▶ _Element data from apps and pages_
· · · · · · ·
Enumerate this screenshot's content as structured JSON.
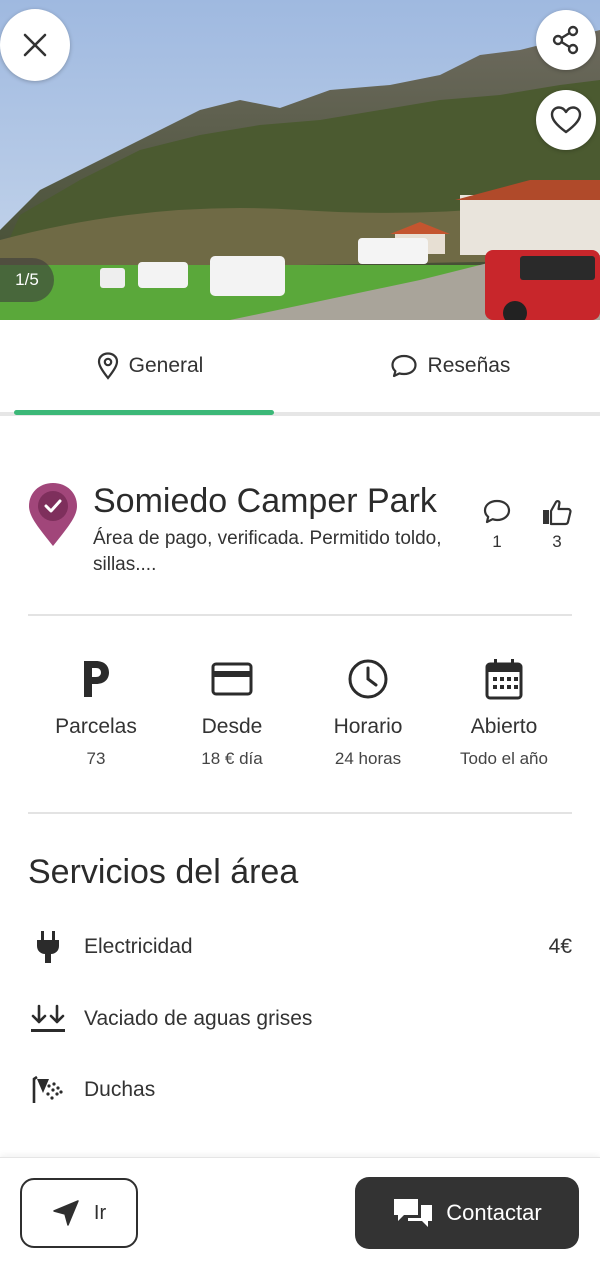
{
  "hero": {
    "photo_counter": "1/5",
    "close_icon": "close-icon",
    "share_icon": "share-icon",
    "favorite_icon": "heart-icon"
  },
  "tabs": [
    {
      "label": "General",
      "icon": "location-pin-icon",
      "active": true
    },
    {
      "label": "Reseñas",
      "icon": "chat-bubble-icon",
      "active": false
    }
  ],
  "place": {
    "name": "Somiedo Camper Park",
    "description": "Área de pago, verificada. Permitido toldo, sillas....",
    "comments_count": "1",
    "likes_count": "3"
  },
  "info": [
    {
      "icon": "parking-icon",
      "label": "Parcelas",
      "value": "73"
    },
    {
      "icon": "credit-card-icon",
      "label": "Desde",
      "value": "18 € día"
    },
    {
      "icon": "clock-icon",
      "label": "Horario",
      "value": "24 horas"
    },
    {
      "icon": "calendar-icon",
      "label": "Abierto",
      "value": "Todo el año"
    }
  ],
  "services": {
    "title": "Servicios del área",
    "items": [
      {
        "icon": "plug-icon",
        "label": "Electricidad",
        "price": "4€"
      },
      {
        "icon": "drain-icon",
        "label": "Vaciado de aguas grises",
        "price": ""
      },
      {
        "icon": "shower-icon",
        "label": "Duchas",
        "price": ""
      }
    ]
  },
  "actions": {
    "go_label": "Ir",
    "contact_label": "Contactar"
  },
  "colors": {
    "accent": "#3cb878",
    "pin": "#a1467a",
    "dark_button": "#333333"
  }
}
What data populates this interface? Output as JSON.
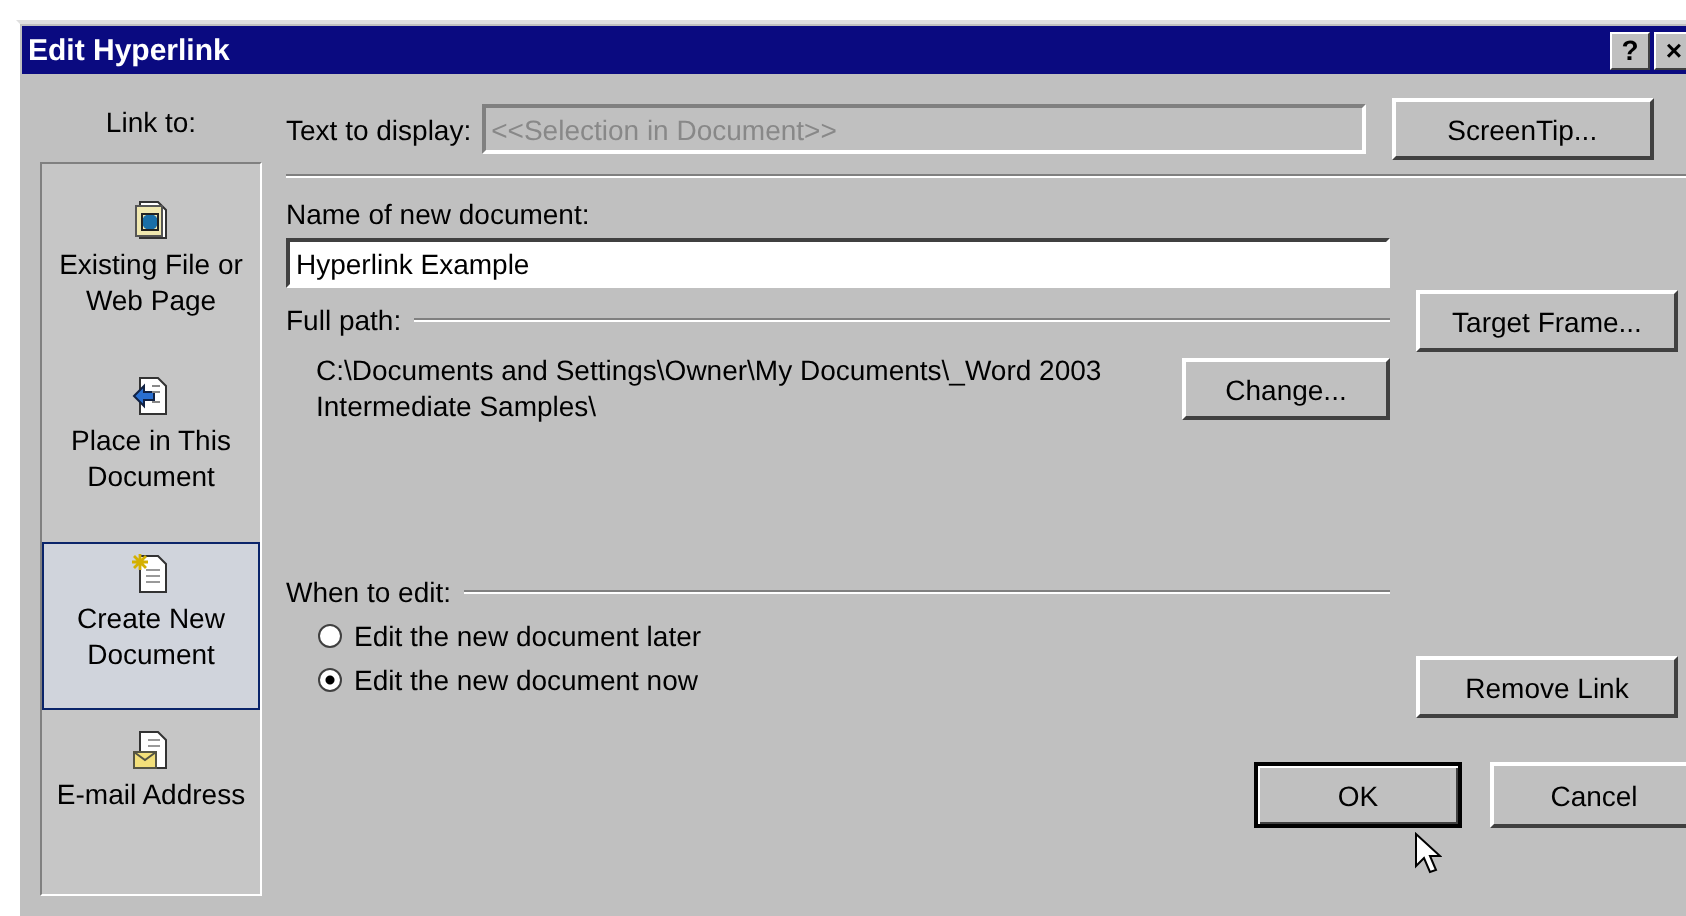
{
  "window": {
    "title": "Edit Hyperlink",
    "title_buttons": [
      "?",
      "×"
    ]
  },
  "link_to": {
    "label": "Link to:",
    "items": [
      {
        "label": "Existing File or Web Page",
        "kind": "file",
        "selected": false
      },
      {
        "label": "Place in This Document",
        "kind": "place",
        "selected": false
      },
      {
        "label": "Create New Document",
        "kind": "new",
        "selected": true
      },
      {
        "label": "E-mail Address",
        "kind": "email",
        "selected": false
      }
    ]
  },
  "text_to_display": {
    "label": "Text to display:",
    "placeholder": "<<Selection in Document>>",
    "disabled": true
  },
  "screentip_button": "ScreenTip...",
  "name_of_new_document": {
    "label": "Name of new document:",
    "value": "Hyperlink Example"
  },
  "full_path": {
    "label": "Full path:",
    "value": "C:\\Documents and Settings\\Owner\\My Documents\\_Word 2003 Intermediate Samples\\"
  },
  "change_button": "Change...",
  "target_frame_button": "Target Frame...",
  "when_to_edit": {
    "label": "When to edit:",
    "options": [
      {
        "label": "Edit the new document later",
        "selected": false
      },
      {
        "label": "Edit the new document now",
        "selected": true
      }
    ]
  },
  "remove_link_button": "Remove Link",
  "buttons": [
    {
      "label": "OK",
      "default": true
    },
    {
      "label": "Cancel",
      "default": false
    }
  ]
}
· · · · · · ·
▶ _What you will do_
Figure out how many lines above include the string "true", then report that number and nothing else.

▶ _Written answer_
5